+++ Entries provided +++
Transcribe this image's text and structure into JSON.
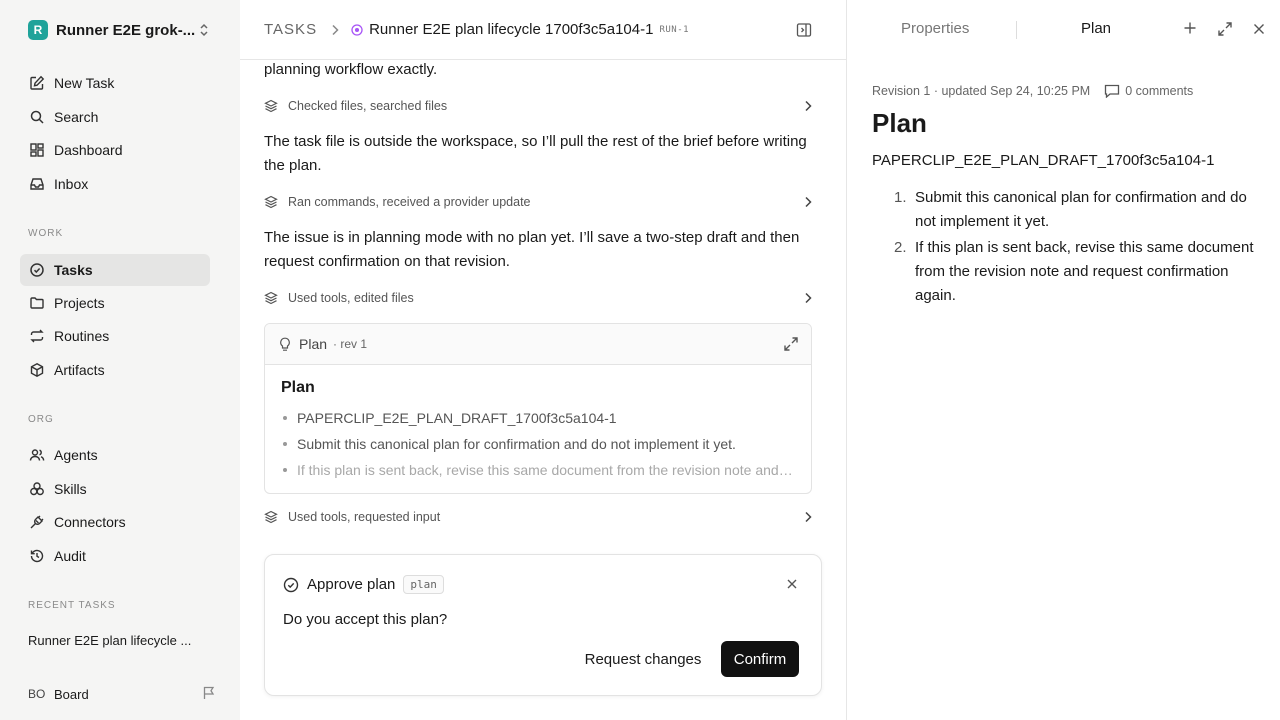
{
  "workspace": {
    "logo_letter": "R",
    "name": "Runner E2E grok-..."
  },
  "sidebar": {
    "top_items": [
      {
        "label": "New Task",
        "icon": "pencil-square-icon"
      },
      {
        "label": "Search",
        "icon": "search-icon"
      },
      {
        "label": "Dashboard",
        "icon": "dashboard-icon"
      },
      {
        "label": "Inbox",
        "icon": "inbox-icon"
      }
    ],
    "work_heading": "WORK",
    "work_items": [
      {
        "label": "Tasks",
        "icon": "check-circle-icon",
        "active": true
      },
      {
        "label": "Projects",
        "icon": "folder-icon"
      },
      {
        "label": "Routines",
        "icon": "repeat-icon"
      },
      {
        "label": "Artifacts",
        "icon": "box-icon"
      }
    ],
    "org_heading": "ORG",
    "org_items": [
      {
        "label": "Agents",
        "icon": "users-icon"
      },
      {
        "label": "Skills",
        "icon": "skills-icon"
      },
      {
        "label": "Connectors",
        "icon": "plug-icon"
      },
      {
        "label": "Audit",
        "icon": "history-icon"
      }
    ],
    "recent_heading": "RECENT TASKS",
    "recent_items": [
      "Runner E2E plan lifecycle ..."
    ],
    "footer": {
      "initials": "BO",
      "label": "Board"
    }
  },
  "header": {
    "breadcrumb_root": "TASKS",
    "task_title": "Runner E2E plan lifecycle 1700f3c5a104-1",
    "task_id": "RUN-1"
  },
  "thread": {
    "para_top_tail": "planning workflow exactly.",
    "activity_1": "Checked files, searched files",
    "para_2": "The task file is outside the workspace, so I’ll pull the rest of the brief before writing the plan.",
    "activity_2": "Ran commands, received a provider update",
    "para_3": "The issue is in planning mode with no plan yet. I’ll save a two-step draft and then request confirmation on that revision.",
    "activity_3": "Used tools, edited files",
    "plan_card": {
      "label": "Plan",
      "rev": "· rev 1",
      "heading": "Plan",
      "items": [
        "PAPERCLIP_E2E_PLAN_DRAFT_1700f3c5a104-1",
        "Submit this canonical plan for confirmation and do not implement it yet.",
        "If this plan is sent back, revise this same document from the revision note and request confirmation again."
      ]
    },
    "activity_4": "Used tools, requested input"
  },
  "approval": {
    "title": "Approve plan",
    "tag": "plan",
    "question": "Do you accept this plan?",
    "request_changes_label": "Request changes",
    "confirm_label": "Confirm"
  },
  "right_panel": {
    "tabs": [
      "Properties",
      "Plan"
    ],
    "active_tab": "Plan",
    "meta": "Revision 1 · updated Sep 24, 10:25 PM",
    "comments": "0 comments",
    "doc_title": "Plan",
    "doc_code": "PAPERCLIP_E2E_PLAN_DRAFT_1700f3c5a104-1",
    "doc_items": [
      "Submit this canonical plan for confirmation and do not implement it yet.",
      "If this plan is sent back, revise this same document from the revision note and request confirmation again."
    ],
    "doc_item_numbers": [
      "1.",
      "2."
    ]
  },
  "colors": {
    "accent_status": "#a855f7",
    "logo_bg": "#1fa39a",
    "confirm_bg": "#111111"
  }
}
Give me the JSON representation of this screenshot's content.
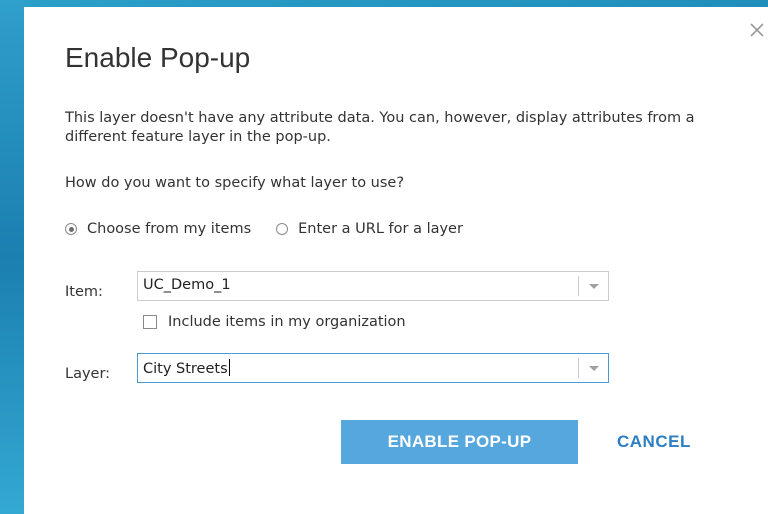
{
  "dialog": {
    "title": "Enable Pop-up",
    "close_icon": "close-icon",
    "description": "This layer doesn't have any attribute data. You can, however, display attributes from a different feature layer in the pop-up.",
    "question": "How do you want to specify what layer to use?",
    "source_options": [
      {
        "label": "Choose from my items",
        "checked": true
      },
      {
        "label": "Enter a URL for a layer",
        "checked": false
      }
    ],
    "item_field": {
      "label": "Item:",
      "value": "UC_Demo_1"
    },
    "include_org": {
      "label": "Include items in my organization",
      "checked": false
    },
    "layer_field": {
      "label": "Layer:",
      "value": "City Streets"
    },
    "buttons": {
      "enable": "ENABLE POP-UP",
      "cancel": "CANCEL"
    }
  },
  "colors": {
    "primary_button": "#56a7de",
    "link": "#2c7ec4",
    "background": "#1e89b8"
  }
}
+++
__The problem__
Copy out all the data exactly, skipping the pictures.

__Response to the task__
Transcribe this image's text and structure into JSON.
{
  "workspace": {
    "logo_letter": "R",
    "name": "Runner E2E grok-..."
  },
  "sidebar": {
    "top_items": [
      {
        "label": "New Task",
        "icon": "pencil-square-icon"
      },
      {
        "label": "Search",
        "icon": "search-icon"
      },
      {
        "label": "Dashboard",
        "icon": "dashboard-icon"
      },
      {
        "label": "Inbox",
        "icon": "inbox-icon"
      }
    ],
    "work_heading": "WORK",
    "work_items": [
      {
        "label": "Tasks",
        "icon": "check-circle-icon",
        "active": true
      },
      {
        "label": "Projects",
        "icon": "folder-icon"
      },
      {
        "label": "Routines",
        "icon": "repeat-icon"
      },
      {
        "label": "Artifacts",
        "icon": "box-icon"
      }
    ],
    "org_heading": "ORG",
    "org_items": [
      {
        "label": "Agents",
        "icon": "users-icon"
      },
      {
        "label": "Skills",
        "icon": "skills-icon"
      },
      {
        "label": "Connectors",
        "icon": "plug-icon"
      },
      {
        "label": "Audit",
        "icon": "history-icon"
      }
    ],
    "recent_heading": "RECENT TASKS",
    "recent_items": [
      "Runner E2E plan lifecycle ..."
    ],
    "footer": {
      "initials": "BO",
      "label": "Board"
    }
  },
  "header": {
    "breadcrumb_root": "TASKS",
    "task_title": "Runner E2E plan lifecycle 1700f3c5a104-1",
    "task_id": "RUN-1"
  },
  "thread": {
    "para_top_tail": "planning workflow exactly.",
    "activity_1": "Checked files, searched files",
    "para_2": "The task file is outside the workspace, so I’ll pull the rest of the brief before writing the plan.",
    "activity_2": "Ran commands, received a provider update",
    "para_3": "The issue is in planning mode with no plan yet. I’ll save a two-step draft and then request confirmation on that revision.",
    "activity_3": "Used tools, edited files",
    "plan_card": {
      "label": "Plan",
      "rev": "· rev 1",
      "heading": "Plan",
      "items": [
        "PAPERCLIP_E2E_PLAN_DRAFT_1700f3c5a104-1",
        "Submit this canonical plan for confirmation and do not implement it yet.",
        "If this plan is sent back, revise this same document from the revision note and request confirmation again."
      ]
    },
    "activity_4": "Used tools, requested input"
  },
  "approval": {
    "title": "Approve plan",
    "tag": "plan",
    "question": "Do you accept this plan?",
    "request_changes_label": "Request changes",
    "confirm_label": "Confirm"
  },
  "right_panel": {
    "tabs": [
      "Properties",
      "Plan"
    ],
    "active_tab": "Plan",
    "meta": "Revision 1 · updated Sep 24, 10:25 PM",
    "comments": "0 comments",
    "doc_title": "Plan",
    "doc_code": "PAPERCLIP_E2E_PLAN_DRAFT_1700f3c5a104-1",
    "doc_items": [
      "Submit this canonical plan for confirmation and do not implement it yet.",
      "If this plan is sent back, revise this same document from the revision note and request confirmation again."
    ],
    "doc_item_numbers": [
      "1.",
      "2."
    ]
  },
  "colors": {
    "accent_status": "#a855f7",
    "logo_bg": "#1fa39a",
    "confirm_bg": "#111111"
  }
}
Give me the JSON representation of this screenshot's content.
{
  "dialog": {
    "title": "Enable Pop-up",
    "close_icon": "close-icon",
    "description": "This layer doesn't have any attribute data. You can, however, display attributes from a different feature layer in the pop-up.",
    "question": "How do you want to specify what layer to use?",
    "source_options": [
      {
        "label": "Choose from my items",
        "checked": true
      },
      {
        "label": "Enter a URL for a layer",
        "checked": false
      }
    ],
    "item_field": {
      "label": "Item:",
      "value": "UC_Demo_1"
    },
    "include_org": {
      "label": "Include items in my organization",
      "checked": false
    },
    "layer_field": {
      "label": "Layer:",
      "value": "City Streets"
    },
    "buttons": {
      "enable": "ENABLE POP-UP",
      "cancel": "CANCEL"
    }
  },
  "colors": {
    "primary_button": "#56a7de",
    "link": "#2c7ec4",
    "background": "#1e89b8"
  }
}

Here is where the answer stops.